The current study explores relationships between mindfulness, emotional regulation, impulsivity, and stress proneness in a sample of participants recruited in a Diagnostic and Statistical Manual of Mental Disorder Fifth Edition Field Trial for Hypersexual Disorder and healthy controls to assess whether mindfulness attenuates symptoms of hypersexuality.Hierarchal regression analysis was used to assess whether significant relationships between mindfulness and hypersexuality exist beyond associations commonly found with emotional dysregulation, impulsivity, and stress proneness in a sample of male hypersexual patients (n = 40) and control subjects (n = 30).Our results show a robust inverse relationship of mindfulness to hypersexuality over and above associations with emotional regulation, impulsivity, and stress proneness.These results suggest that mindfulness may be a meaningful component of successful therapy among patients seeking help for hypersexual behavior in attenuating hypersexuality, improving affect regulation, stress coping, and increasing tolerance for desires to act on maladaptive sexual urges and impulses. HubMed – addiction

Patients’ experiences of participating in a large-scale trial of cognitive behavioural therapy for depression: a mixed methods study.

Fam Pract. 2013 Jul 12;
Simmonds B, Turner N, Thomas L, Campbell J, Lewis G, Wiles N, Turner K

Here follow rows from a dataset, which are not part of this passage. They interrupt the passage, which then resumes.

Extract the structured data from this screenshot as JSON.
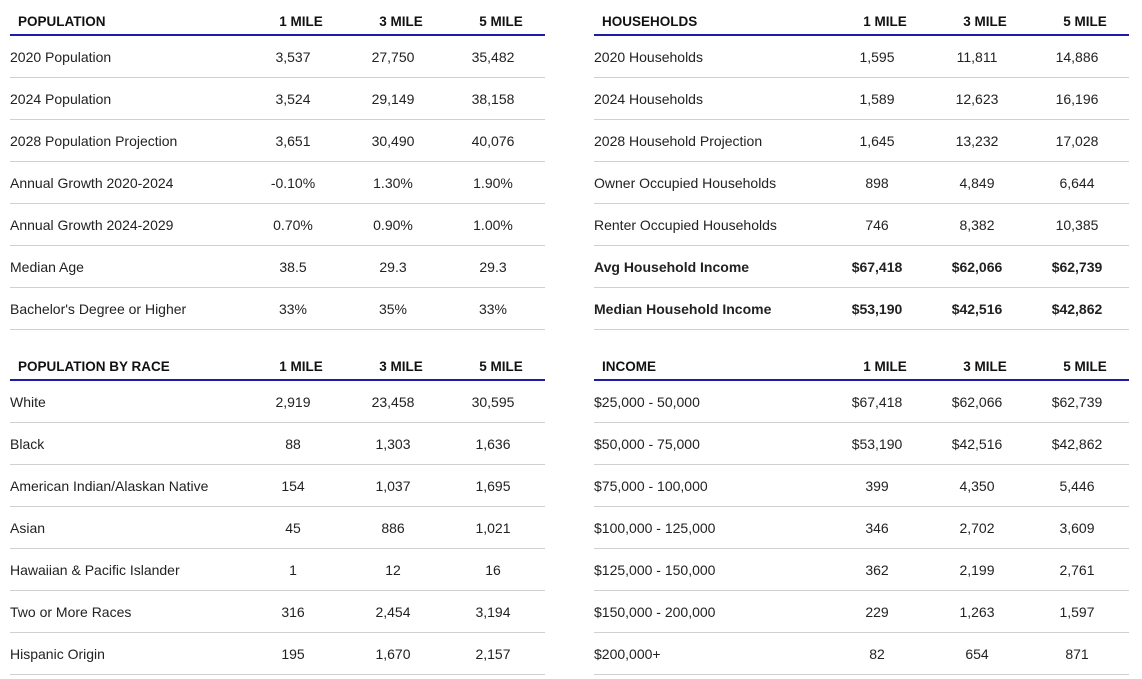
{
  "population": {
    "title": "POPULATION",
    "cols": [
      "1 MILE",
      "3 MILE",
      "5 MILE"
    ],
    "rows": [
      {
        "label": "2020 Population",
        "v": [
          "3,537",
          "27,750",
          "35,482"
        ]
      },
      {
        "label": "2024 Population",
        "v": [
          "3,524",
          "29,149",
          "38,158"
        ]
      },
      {
        "label": "2028 Population Projection",
        "v": [
          "3,651",
          "30,490",
          "40,076"
        ]
      },
      {
        "label": "Annual Growth 2020-2024",
        "v": [
          "-0.10%",
          "1.30%",
          "1.90%"
        ]
      },
      {
        "label": "Annual Growth 2024-2029",
        "v": [
          "0.70%",
          "0.90%",
          "1.00%"
        ]
      },
      {
        "label": "Median Age",
        "v": [
          "38.5",
          "29.3",
          "29.3"
        ]
      },
      {
        "label": "Bachelor's Degree or Higher",
        "v": [
          "33%",
          "35%",
          "33%"
        ]
      }
    ]
  },
  "households": {
    "title": "HOUSEHOLDS",
    "cols": [
      "1 MILE",
      "3 MILE",
      "5 MILE"
    ],
    "rows": [
      {
        "label": "2020 Households",
        "v": [
          "1,595",
          "11,811",
          "14,886"
        ]
      },
      {
        "label": "2024 Households",
        "v": [
          "1,589",
          "12,623",
          "16,196"
        ]
      },
      {
        "label": "2028 Household Projection",
        "v": [
          "1,645",
          "13,232",
          "17,028"
        ]
      },
      {
        "label": "Owner Occupied Households",
        "v": [
          "898",
          "4,849",
          "6,644"
        ]
      },
      {
        "label": "Renter Occupied Households",
        "v": [
          "746",
          "8,382",
          "10,385"
        ]
      },
      {
        "label": "Avg Household Income",
        "v": [
          "$67,418",
          "$62,066",
          "$62,739"
        ]
      },
      {
        "label": "Median Household Income",
        "v": [
          "$53,190",
          "$42,516",
          "$42,862"
        ]
      }
    ]
  },
  "race": {
    "title": "POPULATION BY RACE",
    "cols": [
      "1 MILE",
      "3 MILE",
      "5 MILE"
    ],
    "rows": [
      {
        "label": "White",
        "v": [
          "2,919",
          "23,458",
          "30,595"
        ]
      },
      {
        "label": "Black",
        "v": [
          "88",
          "1,303",
          "1,636"
        ]
      },
      {
        "label": "American Indian/Alaskan Native",
        "v": [
          "154",
          "1,037",
          "1,695"
        ]
      },
      {
        "label": "Asian",
        "v": [
          "45",
          "886",
          "1,021"
        ]
      },
      {
        "label": "Hawaiian & Pacific Islander",
        "v": [
          "1",
          "12",
          "16"
        ]
      },
      {
        "label": "Two or More Races",
        "v": [
          "316",
          "2,454",
          "3,194"
        ]
      },
      {
        "label": "Hispanic Origin",
        "v": [
          "195",
          "1,670",
          "2,157"
        ]
      }
    ]
  },
  "income": {
    "title": "INCOME",
    "cols": [
      "1 MILE",
      "3 MILE",
      "5 MILE"
    ],
    "rows": [
      {
        "label": "$25,000 - 50,000",
        "v": [
          "$67,418",
          "$62,066",
          "$62,739"
        ]
      },
      {
        "label": "$50,000 - 75,000",
        "v": [
          "$53,190",
          "$42,516",
          "$42,862"
        ]
      },
      {
        "label": "$75,000 - 100,000",
        "v": [
          "399",
          "4,350",
          "5,446"
        ]
      },
      {
        "label": "$100,000 - 125,000",
        "v": [
          "346",
          "2,702",
          "3,609"
        ]
      },
      {
        "label": "$125,000 - 150,000",
        "v": [
          "362",
          "2,199",
          "2,761"
        ]
      },
      {
        "label": "$150,000 - 200,000",
        "v": [
          "229",
          "1,263",
          "1,597"
        ]
      },
      {
        "label": "$200,000+",
        "v": [
          "82",
          "654",
          "871"
        ]
      }
    ]
  },
  "colors": {
    "header_rule": "#1c1ca8",
    "row_rule": "#d0d0d0"
  }
}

Adequate recruitment and retention rates are vital to achieving a successful randomized controlled trial. Historically this has been particularly challenging in mental health research. Few researchers have explored patients’ reasons for taking part and remaining in a depression trial.To explore patients’ reasons for taking part and remaining in a trial that aimed to assess the effectiveness of cognitive behavioural therapy (CBT) as an adjunct to usual care for primary care patients with treatment resistant depression.(i) Design: Patients completed a short exit questionnaire about their experiences of taking part in the CoBalT trial. In addition, 40 semi-structured telephone interviews were conducted with a purposive sample of these patients to further explore their experiences. (ii) Setting: General practices, England and Scotland.Of 469 patients randomized into the trial, 302 (64.4%) completed an exit questionnaire. The most frequently rated reason for taking part in the study were ‘I was willing to try anything that might help me feel better’ (66%). Patients indicated in interviews why they preferred follow-up data to be collected on a face-to-face basis rather than over the telephone. Some patients reported that taking part in the trial gave them a sense of self-worth and accomplishment.Patients felt they benefited from being in the trial because it enabled them to reflect on their feelings. For some, taking part increased their feelings of self-worth. These findings may be applicable to trials where feelings of inclusion and being valued are likely to promote continued participation. HubMed – addiction